Rather than wasting time resting on a bench between sets, you'll perform mobility drills for the hips and/or shoulders during rest periods. For instance, after finishing a set of an upper-body strength exercise, complete 5-10 reps of a mobility exercise targeting the shoulders or upper back. Follow lower-body strength sets with hip-mobility drills done in the same rep range.
Here's a sample workout using mobility fillers. If you're new to this type of training, I would stick with mobility fillers for at least a month before progressing to anything more challenging. After all, if you're immobile, these will be plenty challenging!
Level 2 Fillers Calisthenics and Light Plyos
Now that you've graduated beyond simply filling time between sets, let's add fillers that increase your heart rate and compound training-session stress. Basic bodyweight calisthenics and light plyometrics, such as bodyweight squats, push-ups, jumping jacks, and jumping rope, considerably increase the work you can perform when alternated with strength moves.
Progressing from mobility fillers to bodyweight exercises accomplishes a few ends:
- You increase the amount of stress during a training session, and you ask the body to do more work.
- You make your body consume more oxygen because of the increased work rate, which makes it burn more fat.
- You put your newly improved mobility from Level 1 to good use.
Start your filler immediately after completing your strength set, and continue for 30-60 seconds. After finishing your filler set, rest another 30 seconds before beginning your next strength set.
Do lower-body calisthenics between upper-body strength sets, and vice versa for lower-body strength sets. This keeps the work rate high without exhausting the muscles performing the actual strength movements. Light plyos, like jumping rope or jumping jacks work great between upper- and lower-body strength exercises because they don't overly tax any particular muscle groups.
Once again, use these fillers for one month before progressing to Level 3.
Level 3 Fillers Light Strength Movements

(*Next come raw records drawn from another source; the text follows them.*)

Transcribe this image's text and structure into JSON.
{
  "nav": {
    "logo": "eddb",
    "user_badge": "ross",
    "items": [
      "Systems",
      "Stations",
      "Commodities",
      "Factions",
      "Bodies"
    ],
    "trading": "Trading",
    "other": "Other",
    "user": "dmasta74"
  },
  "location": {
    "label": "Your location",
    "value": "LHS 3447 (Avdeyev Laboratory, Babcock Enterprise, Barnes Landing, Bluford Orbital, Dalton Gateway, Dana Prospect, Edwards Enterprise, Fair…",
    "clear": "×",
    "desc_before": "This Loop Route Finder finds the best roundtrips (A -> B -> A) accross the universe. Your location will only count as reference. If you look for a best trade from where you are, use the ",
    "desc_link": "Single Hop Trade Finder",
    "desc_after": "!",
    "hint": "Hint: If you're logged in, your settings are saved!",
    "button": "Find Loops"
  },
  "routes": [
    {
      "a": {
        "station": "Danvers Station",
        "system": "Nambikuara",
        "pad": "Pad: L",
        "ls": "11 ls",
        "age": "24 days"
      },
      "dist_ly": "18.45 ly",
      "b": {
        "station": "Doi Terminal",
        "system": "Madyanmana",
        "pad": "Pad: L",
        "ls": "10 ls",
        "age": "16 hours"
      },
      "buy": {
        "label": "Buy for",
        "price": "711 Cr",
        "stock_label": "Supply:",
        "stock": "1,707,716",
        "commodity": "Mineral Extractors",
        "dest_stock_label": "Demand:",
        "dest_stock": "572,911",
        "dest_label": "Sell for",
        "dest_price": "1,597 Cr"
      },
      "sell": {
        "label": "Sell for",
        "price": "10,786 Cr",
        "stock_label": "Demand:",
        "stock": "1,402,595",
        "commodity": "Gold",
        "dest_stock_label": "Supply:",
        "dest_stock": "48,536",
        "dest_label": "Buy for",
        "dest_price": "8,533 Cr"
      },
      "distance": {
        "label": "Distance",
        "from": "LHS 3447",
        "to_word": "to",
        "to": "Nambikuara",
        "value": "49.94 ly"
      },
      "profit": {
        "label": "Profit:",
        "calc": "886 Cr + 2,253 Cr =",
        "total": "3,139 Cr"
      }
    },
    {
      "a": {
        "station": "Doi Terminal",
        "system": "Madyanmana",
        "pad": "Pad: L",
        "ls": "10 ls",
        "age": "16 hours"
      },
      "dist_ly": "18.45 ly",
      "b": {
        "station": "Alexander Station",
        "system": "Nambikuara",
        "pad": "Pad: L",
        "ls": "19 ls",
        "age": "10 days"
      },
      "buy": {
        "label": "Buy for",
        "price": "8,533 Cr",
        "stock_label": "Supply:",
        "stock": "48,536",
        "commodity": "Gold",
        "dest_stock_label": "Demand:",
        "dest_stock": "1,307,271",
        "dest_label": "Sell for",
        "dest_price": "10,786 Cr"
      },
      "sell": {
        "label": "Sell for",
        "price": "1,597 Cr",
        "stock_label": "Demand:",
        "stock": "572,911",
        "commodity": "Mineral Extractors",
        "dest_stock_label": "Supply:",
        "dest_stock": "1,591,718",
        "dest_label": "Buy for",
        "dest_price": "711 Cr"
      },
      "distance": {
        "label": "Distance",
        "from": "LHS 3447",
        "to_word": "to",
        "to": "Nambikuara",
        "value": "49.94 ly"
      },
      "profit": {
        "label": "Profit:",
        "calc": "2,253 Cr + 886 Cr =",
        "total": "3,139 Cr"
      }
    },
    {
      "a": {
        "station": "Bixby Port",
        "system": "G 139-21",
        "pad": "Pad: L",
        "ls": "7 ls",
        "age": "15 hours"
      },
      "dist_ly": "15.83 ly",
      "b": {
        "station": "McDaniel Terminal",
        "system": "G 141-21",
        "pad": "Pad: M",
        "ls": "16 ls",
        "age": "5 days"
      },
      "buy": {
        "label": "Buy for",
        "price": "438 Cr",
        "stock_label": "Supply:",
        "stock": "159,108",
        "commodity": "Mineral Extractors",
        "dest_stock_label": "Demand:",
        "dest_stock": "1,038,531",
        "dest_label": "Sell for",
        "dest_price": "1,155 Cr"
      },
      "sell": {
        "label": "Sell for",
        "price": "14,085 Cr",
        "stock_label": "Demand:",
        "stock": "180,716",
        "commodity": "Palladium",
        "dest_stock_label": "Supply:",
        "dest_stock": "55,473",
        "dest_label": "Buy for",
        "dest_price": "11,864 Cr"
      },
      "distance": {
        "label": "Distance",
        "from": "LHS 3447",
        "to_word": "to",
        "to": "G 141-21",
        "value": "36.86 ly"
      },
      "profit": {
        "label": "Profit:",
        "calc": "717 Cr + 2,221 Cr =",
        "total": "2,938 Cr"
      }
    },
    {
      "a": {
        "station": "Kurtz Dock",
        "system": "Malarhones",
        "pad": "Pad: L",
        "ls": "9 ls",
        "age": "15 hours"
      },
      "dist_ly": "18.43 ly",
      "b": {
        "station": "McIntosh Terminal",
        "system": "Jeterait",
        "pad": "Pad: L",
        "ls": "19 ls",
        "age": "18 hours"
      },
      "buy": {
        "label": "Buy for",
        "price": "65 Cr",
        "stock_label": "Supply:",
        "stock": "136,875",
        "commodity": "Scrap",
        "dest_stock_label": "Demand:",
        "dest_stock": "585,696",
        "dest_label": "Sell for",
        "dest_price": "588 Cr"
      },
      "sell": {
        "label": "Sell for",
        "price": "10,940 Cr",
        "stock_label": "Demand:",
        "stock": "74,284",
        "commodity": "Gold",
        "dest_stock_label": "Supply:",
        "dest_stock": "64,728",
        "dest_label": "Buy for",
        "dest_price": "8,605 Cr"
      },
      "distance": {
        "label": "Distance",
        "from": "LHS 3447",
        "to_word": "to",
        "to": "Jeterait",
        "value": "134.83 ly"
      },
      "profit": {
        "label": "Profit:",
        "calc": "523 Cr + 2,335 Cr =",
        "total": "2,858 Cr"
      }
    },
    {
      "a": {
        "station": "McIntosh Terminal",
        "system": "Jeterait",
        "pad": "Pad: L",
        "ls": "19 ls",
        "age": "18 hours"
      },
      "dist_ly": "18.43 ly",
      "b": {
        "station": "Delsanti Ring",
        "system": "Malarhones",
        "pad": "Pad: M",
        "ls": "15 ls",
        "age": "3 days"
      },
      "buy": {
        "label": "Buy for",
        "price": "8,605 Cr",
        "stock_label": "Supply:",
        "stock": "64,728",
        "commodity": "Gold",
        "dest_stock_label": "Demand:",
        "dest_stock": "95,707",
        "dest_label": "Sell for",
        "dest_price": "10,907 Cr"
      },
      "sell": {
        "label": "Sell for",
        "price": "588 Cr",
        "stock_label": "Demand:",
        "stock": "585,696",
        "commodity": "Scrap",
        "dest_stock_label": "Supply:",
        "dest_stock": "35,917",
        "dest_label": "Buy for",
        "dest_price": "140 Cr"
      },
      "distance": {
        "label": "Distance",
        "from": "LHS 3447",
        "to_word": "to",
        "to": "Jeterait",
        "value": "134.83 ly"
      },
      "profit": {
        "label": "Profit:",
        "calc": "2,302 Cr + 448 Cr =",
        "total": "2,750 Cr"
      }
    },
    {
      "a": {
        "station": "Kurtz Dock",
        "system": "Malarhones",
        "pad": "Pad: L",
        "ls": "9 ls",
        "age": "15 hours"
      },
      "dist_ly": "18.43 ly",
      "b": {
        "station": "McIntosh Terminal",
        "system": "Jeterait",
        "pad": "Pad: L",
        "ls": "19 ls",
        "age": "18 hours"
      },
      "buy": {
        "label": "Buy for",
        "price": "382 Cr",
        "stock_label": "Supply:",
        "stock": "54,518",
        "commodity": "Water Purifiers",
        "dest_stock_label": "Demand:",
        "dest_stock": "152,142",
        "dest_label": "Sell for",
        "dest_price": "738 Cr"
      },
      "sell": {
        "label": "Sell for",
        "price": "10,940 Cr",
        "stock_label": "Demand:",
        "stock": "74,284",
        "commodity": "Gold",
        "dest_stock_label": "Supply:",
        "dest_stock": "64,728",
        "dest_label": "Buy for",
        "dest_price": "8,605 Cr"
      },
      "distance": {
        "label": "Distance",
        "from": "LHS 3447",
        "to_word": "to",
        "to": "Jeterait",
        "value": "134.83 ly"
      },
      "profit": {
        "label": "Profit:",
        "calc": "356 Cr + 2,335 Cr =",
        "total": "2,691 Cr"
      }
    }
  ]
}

The final density builder employs lightly loaded strength movements between sets of heavier strength movements. They're programmed the same way as the bodyweight fillers: 30-60 seconds of filler work between heavy strength sets, and another 30 seconds of rest before starting the next heavy strength set.
As with the bodyweight fillers, you'll also pair lower-body fillers with upper-body moves, and vice versa. For example, let's say your heavy lower-body strength movement is the deadlift. You'll perform light dumbbell bench presses or dumbbell rows for time between sets. Heavy bench presses or rows are paired with light kettlebell swings or goblet squats.
Chest-supported dumbbell row
Here are some great light strength movements to use as fillers:
- Goblet squats
- Kettlebell swings
- Turkish get-up variations
- Dumbbell bench press variations at various angles
- Dumbbell row variations
- Dumbbell and kettlebell overhead press variations
Here's a sample workout using light strength fillers.
The Intensity Sweet Spot for Fat Loss
It's important to remember that your main goal with this type of programming is fat loss, not max strength gain. This method won't deliver on that; the strength movements are just a means to an end. They're introducing stress to the body so that it has to use energy, leading to muscle gain and fat loss.
With this in mind, load your strength movements like squat, bench press, deadlift, row, and overhead press variations in the 70-80 percent range of your one-rep max. That's roughly a weight you can lift for 8-11 reps.
In addition, do those sets for just 5-8 reps, keeping a few reps "left in the tank" at the end of each set. At no point should you flirt with failure on any set. If fatigue builds and a weight becomes too taxing, lower the weight in the name of safety and progress. Redlining these sets will compromise the quality of the sets to come, which will mean fewer reps, less work done, and fewer calories burned.
Just be clear about your goals for this style of training, and commit to doing it right. That's the kind of mindset that will earn you lasting results.